In a majority of the species, the flowers bloom by the end of spring or the beginning of summer. Some of the flowers open wide, while others grow half-shut petals that do not naturally open wider. The colors of these flowers range from white to red. They bear small fruits, which can be red orange or maroon in color. These fruits generally have three seeds and, in rare circumstances, five.
Cotoneaster species have no thorns, and their berry fruits attract birds, bees, and butterflies. Most species grow well in direct sunlight and thrive in hot climates. Although these plants are tough and resistant to difficult conditions like drought and lack of sunlight, they should be protected against severe cold and frost.

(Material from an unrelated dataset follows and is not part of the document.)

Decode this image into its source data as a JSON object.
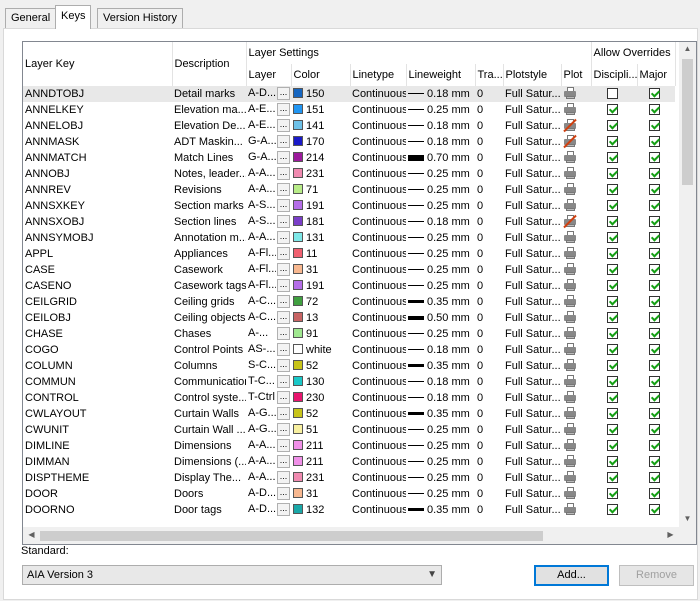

A popular species in this genus, Cotoneaster horizontalis, is a small, deciduous flowering shrub. Common names for this species are rock cotoneaster and rockspray due to the fact that it is commonly grown in rock gardens as a rockery plant in gardens, parks, and other public places. Some species of Cotoneaster used in gardens are cultivars or natural hybrids with unknown parentage. The berry-like fruits of these plants are an important food source for birds.
Willowleaf cotoneaster, or Cotoneaster salicifolius, is a flowering evergreen shrub that can vary greatly in height. It can remain as a short shrub or grow tall and willowy, as is usually the case in Asian regions. The leaves are dark green in summer and purplish in winter, and, like other species in the genus, bear bright red berries as fruit.
Another common species, Cotoneaster dammeri, is an aggressive evergreen shrub that grows only 8 inches (20 cm) tall, but spreads up to 6.5 feet (2 m) across. This species is therefore commonly planted in rock beds and places where width, not height, is desired. It produces white flowers in contrast with its red berry fruits.
@Logicfest -- be careful about these in the United States. That are considered invasive plants in a couple of states because they tend to take over and are regarded as pests by some people.
Still, if you keep them maintained you've got something that will be great for attracting butterflies. They are considered invasive in a couple of states because they have adapted too well to the United States so keeping them trimmed and beaten back is essential. Be aware all that work might be a problem so you might want to look elsewhere if you are looking for a plant that will attract butterflies or for some other purpose.
These are not native to the United States, but they have adapted very well and are sometimes used in butterfly gardens. Mix them in with some other plants that attract butterflies and you can enhances your garden with many varieties of butterflies.
If you are looking for a good mix of plants to attract butterflies, ask someone at your local garden shop or your friendly, neighborhood entomologist.